Such is the case with the current exhibition, The Marvels. The show was orchestrated by artists Susan Phillips and Mickey Gault, along with Artspace Program Director Corkey Goldsmith. Their vision for the show included "art that relates to historic and present-day sideshow performers--those that have overwhelming physical challenges and those that have, for whatever reason, chosen to manufacture their own talents and deformities." It's a cool idea, to look at the geeky, the freaky, the weirdly marvelous, and examine our own fascination with the odder manifestations of human nature.
Although the show was juried by UNC-Chapel Hill art professor Beth Grabowski from national submissions, the overall quality of the artwork on display is, unfortunately, not that great. However, there are three strong pieces that make the exhibition worth a visit.
Brett Ingram's short video, "Freak Box," sets the tone--literally--for the show with its spooky music. Bizarre droids and robots orchestrate the production of freakish heads conveyed continuously into the television of a placid couple watching from their couch. Ingram's sculpting, animation and production values have all gotten very strong, and this is a trenchant work.
Tina Motley's "High Tea" is both funny and unsettling. Her small clay sculpture is in the form of a five-legged creature with two smaller creatures riding on its back, having a tea party. Except for its extra leg, the large creature is vaguely cowlike--but its tail is a snake and its face is a man's. It has ears on top--or are those stubby feathered wings? The small riders initially appear less odd. They look like children's dressed-up Easter bunnies at first, but then you see that they are more of a cross between a jackrabbit and a jackass. These are the kind of mutants we may get with gene splicing.
Artspace artist Susan Phillips plays on our desire for impossible knowledge from improbable sources with her "Good Fortune: The Clairvoyant Chickenboy." This is one of Phillips' elaborate dioramas with paintings and objects encased in beautifully crafted stained-glass boxes. "Chickenboy" both mocks and honors the come-ons and signage of the carnival sideshow. It has an audio element that exhorts; it will take your money, and it dispenses fortunes straight from the chicken's beak. It got my quarter, and promised me an "odd event" in my future.
Perhaps the Clairvoyant Chickenboy can see money in Artspace's future. Former director Ann Tharrington has returned to Raleigh and is helping Artspace prepare for a capital campaign. As governmental support for the arts continues to dwindle, Artspace has found itself in a tenuous position regarding its city-owned building. At least one developer has approached the City of Raleigh about purchasing the building at the corner of Blount and Davie streets that has housed the Artspace studios and galleries since 1986. The city, to its credit, is not booting Artspace into the street, but neither is Artspace losing any time organizing to raise the $1.5 million to $2 million that will be necessary to purchase the property and create an endowment for its maintenance. As Tharrington points out, there's a lot of money out there, but there are also lots of nonprofits asking for it--including the Contemporary Art Museum, which needs money to renovate a building it already purchased. And then there's Goliath, the N.C. Museum of Art, which is raising big money for a major expansion. So--Raleigh, get out your checkbooks.

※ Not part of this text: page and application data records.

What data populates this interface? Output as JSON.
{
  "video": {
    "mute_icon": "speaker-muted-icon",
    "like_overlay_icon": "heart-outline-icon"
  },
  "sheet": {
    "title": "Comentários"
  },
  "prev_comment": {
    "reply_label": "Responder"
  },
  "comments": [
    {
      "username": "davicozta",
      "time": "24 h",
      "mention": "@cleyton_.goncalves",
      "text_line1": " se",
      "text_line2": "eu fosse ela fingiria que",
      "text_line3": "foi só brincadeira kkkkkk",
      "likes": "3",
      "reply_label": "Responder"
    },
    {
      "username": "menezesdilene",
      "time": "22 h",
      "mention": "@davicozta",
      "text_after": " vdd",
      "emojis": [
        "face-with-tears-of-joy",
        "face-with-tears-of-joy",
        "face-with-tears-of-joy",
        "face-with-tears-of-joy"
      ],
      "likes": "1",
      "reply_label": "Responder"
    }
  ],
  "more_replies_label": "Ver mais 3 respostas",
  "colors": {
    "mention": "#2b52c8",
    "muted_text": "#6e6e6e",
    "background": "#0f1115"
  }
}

One Durham foundation has already gotten out its checkbook to help Artspace in another way. The Mary Duke Biddle Foundation has supplied initial funding for what Artspace Executive Director Courtenay Bailey hopes will be a permanent Emerging Artist in Residence program. The program gives studio space, and later an exhibition, to a promising artist for six months. The first recipient is Andre Leon Gray, an amazingly talented and productive young man who went to Raleigh's Enloe High and briefly attended NCCU. Gray's "Eye Gumbo" has been on display at such venues as the Carolina Student Union, Duke's Bryan Center and the Durham Art Guild. See his newest body of work--in which he continues to blend African symbolism and contemporary social commentary--in his studio on Artspace's first floor. It's another marvel.